[Excerpts from an interface dataset]
......

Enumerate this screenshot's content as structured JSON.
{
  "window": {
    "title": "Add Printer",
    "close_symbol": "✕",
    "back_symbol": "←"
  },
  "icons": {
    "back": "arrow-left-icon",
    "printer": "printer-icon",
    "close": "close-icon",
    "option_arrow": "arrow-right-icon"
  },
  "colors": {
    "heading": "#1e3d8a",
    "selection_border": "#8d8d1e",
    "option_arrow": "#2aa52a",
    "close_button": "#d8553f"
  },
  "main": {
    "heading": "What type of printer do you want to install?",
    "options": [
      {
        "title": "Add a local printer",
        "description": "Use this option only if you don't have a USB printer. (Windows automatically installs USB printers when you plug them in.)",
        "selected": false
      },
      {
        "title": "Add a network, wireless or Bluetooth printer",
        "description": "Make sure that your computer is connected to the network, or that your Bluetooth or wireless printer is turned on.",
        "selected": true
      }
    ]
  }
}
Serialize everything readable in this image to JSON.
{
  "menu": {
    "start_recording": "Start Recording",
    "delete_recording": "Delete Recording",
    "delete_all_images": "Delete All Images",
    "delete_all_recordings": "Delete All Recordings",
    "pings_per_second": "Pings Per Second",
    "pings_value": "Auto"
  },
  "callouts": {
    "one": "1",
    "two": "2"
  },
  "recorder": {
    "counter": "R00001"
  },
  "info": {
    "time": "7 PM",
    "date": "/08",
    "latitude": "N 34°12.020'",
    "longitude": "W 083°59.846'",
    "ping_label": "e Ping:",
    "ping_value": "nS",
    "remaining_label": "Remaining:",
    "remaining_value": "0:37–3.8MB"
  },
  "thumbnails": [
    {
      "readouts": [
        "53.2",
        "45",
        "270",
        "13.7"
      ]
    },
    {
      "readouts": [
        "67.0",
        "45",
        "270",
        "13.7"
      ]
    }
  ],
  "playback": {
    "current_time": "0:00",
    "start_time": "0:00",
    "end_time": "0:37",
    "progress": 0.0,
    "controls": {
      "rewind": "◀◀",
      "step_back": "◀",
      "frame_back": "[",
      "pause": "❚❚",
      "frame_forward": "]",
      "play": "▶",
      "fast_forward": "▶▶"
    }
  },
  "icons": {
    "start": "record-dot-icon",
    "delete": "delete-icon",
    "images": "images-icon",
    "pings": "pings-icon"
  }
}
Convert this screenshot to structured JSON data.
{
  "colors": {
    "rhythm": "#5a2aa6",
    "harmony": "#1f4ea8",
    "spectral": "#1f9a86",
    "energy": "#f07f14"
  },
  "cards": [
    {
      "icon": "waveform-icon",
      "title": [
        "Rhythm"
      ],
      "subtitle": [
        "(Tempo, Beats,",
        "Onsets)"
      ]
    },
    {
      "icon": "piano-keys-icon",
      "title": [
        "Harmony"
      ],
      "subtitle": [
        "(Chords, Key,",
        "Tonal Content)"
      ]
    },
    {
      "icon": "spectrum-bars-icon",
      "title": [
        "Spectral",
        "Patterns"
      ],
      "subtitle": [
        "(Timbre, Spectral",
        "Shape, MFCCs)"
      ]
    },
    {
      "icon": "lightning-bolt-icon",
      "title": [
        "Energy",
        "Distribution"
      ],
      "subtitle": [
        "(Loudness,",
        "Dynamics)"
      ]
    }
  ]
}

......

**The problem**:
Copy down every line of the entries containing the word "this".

**Response**:
Enumerate this screenshot's content as structured JSON.
        "description": "Use this option only if you don't have a USB printer. (Windows automatically installs USB printers when you plug them in.)",
Serialize everything readable in this image to JSON.
Convert this screenshot to structured JSON data.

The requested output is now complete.